Meanwhile the fish is coming in from every side, and people are seeking for Vatel to distribute it. They go to his room, they knock, they burst open the door, they find him lying bathed in his blood. They send for Monsieur le Prince, who is in utter despair. Monsieur le Duc bursts into tears; it was upon Vatel that his whole journey to Burgundy depended. Monsieurie Prince informed the king, very sadly; they agreed that it all came from Vatel's having his own code of honor, and they praised his courage highly even while they blamed him...

Gourville, however, tried to repair the loss of Vatel, and did repair it. The dinner was excellent; so was the luncheon. They supped, they walked, they played, they hunted. The scent of jonquils was everywhere; it was all enchanting."

Friday, October 1, 2010

Jump, Jive and Wail- Found new blog!

Just today I received in the mail a book I have been coveting for a while; "Vintage Hairstyles" by Lauren Rennells, who is a freelance hair and makeup artist for film and television. Turning to the back of the book with the author information I found that she has a blog called Bobbypin Blog.

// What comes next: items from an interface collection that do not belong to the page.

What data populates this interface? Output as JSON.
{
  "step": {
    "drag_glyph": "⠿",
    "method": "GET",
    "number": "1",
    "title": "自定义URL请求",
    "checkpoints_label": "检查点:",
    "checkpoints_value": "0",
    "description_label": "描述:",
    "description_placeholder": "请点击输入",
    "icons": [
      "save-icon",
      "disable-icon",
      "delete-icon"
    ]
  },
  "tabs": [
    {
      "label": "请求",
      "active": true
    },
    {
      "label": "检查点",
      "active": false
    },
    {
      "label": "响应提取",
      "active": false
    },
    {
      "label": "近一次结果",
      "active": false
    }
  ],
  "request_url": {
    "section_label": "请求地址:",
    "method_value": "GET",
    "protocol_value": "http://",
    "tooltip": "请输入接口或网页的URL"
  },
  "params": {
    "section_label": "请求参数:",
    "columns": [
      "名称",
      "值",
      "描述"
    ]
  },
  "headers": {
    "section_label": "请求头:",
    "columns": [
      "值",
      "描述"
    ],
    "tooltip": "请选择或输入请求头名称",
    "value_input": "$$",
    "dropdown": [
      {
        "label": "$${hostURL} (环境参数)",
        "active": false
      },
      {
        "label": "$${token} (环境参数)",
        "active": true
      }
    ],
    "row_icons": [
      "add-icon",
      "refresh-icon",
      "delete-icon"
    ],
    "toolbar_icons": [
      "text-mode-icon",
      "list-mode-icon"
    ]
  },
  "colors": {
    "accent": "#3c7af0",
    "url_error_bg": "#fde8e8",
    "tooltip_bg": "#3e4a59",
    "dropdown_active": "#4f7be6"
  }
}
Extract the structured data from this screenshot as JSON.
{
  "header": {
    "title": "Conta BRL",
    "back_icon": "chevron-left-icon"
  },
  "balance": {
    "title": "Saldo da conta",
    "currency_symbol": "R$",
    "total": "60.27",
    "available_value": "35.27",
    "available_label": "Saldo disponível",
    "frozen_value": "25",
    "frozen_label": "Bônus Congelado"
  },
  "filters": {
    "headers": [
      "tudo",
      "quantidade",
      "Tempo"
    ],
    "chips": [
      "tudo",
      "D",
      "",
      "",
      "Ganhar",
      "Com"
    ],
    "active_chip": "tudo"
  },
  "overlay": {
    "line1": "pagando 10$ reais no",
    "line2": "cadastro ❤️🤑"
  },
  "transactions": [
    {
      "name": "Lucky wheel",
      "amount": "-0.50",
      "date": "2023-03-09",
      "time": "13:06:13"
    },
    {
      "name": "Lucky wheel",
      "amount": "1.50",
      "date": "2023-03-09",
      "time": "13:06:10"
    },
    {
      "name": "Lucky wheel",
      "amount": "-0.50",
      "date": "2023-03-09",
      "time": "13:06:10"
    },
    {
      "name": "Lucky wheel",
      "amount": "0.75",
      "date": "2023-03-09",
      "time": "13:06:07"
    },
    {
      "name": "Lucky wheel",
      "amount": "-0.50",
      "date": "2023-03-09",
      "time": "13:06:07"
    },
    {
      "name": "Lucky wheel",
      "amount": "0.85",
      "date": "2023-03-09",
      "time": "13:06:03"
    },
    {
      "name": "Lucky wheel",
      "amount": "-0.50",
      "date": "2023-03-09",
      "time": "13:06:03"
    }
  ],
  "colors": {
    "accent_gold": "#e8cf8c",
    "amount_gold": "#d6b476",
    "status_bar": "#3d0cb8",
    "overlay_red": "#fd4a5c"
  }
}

Intrigued? You should be. Not only does she showcase styles of the past and tell you how to create them, but she posts ridiculous advice from past publications, such as the Gasoline Shampoo, or singeing hair to make it healthier (hopefully not both in combination or good-bye hair). If this were not enough the site has a charming retro playlist to put you in the right mood as you read. Go forth, check it out, and report back on your findings! I will review the book itself when I have had a chance to put it to the test.